In terms of story connections, The Big Chill is an obvious parallel. A group of old college buddies who get together for a friend’s funeral but with a horror-thriller take. Most of my inspirations for the look of 30 Miles were horror or horror comedy films such as Tucker and Dale vs. Evil, The Loved Ones, The Evil Dead, April Fool’s Day, The Invitation and Poltergeist. Although not a broad horror-comedy, 30 Miles from Nowhere has a unique streak of black comedy running through it from the writing, something the cast really picked up and ran with. There aren’t many horror-thriller films with an ensemble cast as accomplished as we had with this film, or even with an ensemble cast. James DeMonaco’s The Purge: Anarchy is a film that uses an ensemble cast in horror-thriller setting and makes the most of it. We tried to emulate that in the way in which we empathised with each character and spent time with them during their specific hurdles they had to overcome.
The producers were on board with my desire to keep the outdoor scenes feeling agoraphobic and then indoor scenes feeling claustrophobic with the look and choice of shots. The protagonists are not safe in or out of the A frame house, which becomes a character itself. The obvious parallels here being Kubrick’s Overlook Hotel in The Shining, or Raimi’s cabin in the woods in the Evil Dead franchise, which were as much characters as they were a part of the horror overcoming the characters.
How did you find the difference between making films in Australia versus the US?
The main difference is that I felt that film students in America seem to select their chosen specialisation earlier, whereas in Australia we take longer to focus on one area of expertise; both approaches have pros and cons. This seems to have an effect on how crew members interact on set, whereas when I’ve worked in Australia it can be fluid in terms of moving between departments. It was great working with the US team however, everyone in the cast and crew was open, warm, hardworking and approachable. There was unanimous support for my vision and cast and crew worked together with an enthusiasm to create a film that I think we can all be proud of.
Your shorts were horror, so is this where you were always hoping to end up, and what about the future?

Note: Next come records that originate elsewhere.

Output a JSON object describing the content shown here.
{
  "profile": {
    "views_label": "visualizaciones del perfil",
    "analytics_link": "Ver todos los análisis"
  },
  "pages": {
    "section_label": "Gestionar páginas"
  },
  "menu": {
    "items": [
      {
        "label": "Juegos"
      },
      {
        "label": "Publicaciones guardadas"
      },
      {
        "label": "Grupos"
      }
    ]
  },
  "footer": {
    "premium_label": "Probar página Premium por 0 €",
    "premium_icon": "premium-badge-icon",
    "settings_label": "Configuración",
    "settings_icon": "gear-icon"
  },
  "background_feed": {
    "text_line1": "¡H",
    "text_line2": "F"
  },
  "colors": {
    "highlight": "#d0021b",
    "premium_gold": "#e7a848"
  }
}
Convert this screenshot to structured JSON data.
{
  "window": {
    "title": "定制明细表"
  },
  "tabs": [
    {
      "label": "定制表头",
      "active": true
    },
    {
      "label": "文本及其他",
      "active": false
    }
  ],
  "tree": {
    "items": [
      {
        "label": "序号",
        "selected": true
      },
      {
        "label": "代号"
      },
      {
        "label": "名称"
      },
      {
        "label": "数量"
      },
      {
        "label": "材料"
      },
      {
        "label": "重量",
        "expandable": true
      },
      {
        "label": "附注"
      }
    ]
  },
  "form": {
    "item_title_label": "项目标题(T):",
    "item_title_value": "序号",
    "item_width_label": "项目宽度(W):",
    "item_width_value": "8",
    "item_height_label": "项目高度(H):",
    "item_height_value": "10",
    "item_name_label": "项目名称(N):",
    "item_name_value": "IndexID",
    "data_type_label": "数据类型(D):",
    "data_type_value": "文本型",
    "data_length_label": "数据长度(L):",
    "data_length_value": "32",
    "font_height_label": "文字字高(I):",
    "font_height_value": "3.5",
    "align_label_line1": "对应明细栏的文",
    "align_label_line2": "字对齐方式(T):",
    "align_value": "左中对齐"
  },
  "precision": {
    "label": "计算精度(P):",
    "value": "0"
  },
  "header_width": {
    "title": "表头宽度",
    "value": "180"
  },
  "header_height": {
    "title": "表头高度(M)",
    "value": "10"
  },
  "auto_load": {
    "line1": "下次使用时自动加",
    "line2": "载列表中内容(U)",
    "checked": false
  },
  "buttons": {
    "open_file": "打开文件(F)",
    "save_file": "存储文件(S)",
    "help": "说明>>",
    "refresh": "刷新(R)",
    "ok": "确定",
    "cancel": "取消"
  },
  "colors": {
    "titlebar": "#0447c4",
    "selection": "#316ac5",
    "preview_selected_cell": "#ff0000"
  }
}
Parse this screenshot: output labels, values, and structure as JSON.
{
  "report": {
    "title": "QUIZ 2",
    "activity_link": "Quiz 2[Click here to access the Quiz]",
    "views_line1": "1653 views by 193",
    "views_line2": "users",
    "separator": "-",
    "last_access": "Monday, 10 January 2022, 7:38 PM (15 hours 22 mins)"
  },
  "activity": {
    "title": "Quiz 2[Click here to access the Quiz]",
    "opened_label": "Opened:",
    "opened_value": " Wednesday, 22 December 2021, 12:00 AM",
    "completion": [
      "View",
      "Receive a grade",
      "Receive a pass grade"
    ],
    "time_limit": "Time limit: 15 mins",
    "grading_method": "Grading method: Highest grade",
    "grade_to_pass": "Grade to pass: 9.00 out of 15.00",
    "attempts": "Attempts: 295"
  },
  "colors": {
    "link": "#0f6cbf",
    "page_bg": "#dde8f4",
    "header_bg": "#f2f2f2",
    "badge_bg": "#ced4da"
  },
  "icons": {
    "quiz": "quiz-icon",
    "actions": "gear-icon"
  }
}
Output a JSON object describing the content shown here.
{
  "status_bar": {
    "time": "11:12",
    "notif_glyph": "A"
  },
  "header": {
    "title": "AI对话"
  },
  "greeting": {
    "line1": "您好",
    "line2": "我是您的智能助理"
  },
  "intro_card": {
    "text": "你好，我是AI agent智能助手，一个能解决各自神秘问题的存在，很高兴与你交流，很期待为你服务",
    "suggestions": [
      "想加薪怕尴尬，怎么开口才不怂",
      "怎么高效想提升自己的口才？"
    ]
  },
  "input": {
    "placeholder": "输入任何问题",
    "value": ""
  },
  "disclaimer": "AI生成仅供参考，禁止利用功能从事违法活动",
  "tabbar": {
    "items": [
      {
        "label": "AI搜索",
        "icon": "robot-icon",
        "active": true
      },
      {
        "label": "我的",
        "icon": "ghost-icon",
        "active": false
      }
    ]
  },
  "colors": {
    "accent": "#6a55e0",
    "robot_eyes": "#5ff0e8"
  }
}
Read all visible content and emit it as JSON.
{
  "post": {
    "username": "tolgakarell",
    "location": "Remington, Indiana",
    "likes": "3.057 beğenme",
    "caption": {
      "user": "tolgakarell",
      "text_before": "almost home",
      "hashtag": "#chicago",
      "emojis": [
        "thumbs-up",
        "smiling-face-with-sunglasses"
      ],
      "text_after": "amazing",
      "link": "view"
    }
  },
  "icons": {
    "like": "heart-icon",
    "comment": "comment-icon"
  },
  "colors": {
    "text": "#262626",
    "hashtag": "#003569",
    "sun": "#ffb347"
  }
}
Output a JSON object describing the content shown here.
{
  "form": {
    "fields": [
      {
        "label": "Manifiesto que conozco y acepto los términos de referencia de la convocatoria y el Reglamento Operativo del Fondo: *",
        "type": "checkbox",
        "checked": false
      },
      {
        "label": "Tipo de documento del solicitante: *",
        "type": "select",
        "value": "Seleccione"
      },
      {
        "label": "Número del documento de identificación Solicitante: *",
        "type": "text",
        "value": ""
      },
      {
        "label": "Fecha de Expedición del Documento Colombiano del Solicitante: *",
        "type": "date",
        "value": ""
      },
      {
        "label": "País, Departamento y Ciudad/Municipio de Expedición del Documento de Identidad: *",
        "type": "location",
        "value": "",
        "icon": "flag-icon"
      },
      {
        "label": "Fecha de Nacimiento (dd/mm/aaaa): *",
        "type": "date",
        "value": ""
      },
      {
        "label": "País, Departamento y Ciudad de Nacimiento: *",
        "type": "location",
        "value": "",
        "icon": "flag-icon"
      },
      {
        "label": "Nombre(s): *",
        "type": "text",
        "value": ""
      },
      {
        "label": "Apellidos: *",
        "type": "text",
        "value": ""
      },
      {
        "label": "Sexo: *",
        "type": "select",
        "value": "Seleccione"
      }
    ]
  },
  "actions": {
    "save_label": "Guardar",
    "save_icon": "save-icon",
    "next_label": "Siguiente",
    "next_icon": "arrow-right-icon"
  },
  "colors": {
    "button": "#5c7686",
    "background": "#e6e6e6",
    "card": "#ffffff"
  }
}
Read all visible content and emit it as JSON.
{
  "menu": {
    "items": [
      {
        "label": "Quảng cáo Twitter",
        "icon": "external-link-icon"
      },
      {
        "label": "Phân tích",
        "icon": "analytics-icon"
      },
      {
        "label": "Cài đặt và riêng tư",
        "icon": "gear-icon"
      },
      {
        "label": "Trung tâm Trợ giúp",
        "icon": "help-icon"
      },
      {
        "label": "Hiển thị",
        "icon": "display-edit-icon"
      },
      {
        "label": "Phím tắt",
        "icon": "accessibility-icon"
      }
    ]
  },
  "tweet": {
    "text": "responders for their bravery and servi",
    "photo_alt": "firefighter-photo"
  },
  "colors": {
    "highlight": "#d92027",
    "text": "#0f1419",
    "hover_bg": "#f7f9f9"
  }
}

I am hoping to make a career in horror. When I was a child I was very easily scared, I liked scary stories but having a vivid imagination meant that I would get nightmares from any type of scary movie, television show or novel. Even just looking at the covers of the horror film section at the video store would make me shiver. To combat this, in my teen years I decided to try to desensitise myself by watching as many horror films as I could get my hands on in a very short amount of time, and it worked. I watched classics like A Nightmare on Elm Street, The Ring, Scream and Candyman. I fell in love with horror because it had a consistently higher level of female protagonists than most other genres and gave them a character arc that didn’t mean falling in love was their only option.
Horror films gave women characters a chance to fight, to stand up for themselves and to overcome violent obstacles and become confident in who they were. They were characters who I could identify with and be inspired by.
I hope to be able to carry on this proud tradition while putting my own humour into my films. I have a couple of feature films I’m currently in pre-production with, one of which, Slammer Savages, I pitched at Stranger With My Face. Horror is the genre I keep coming back to, it constantly inspires and surprises me about the ways in which storytelling can evolve and reflect contemporary society.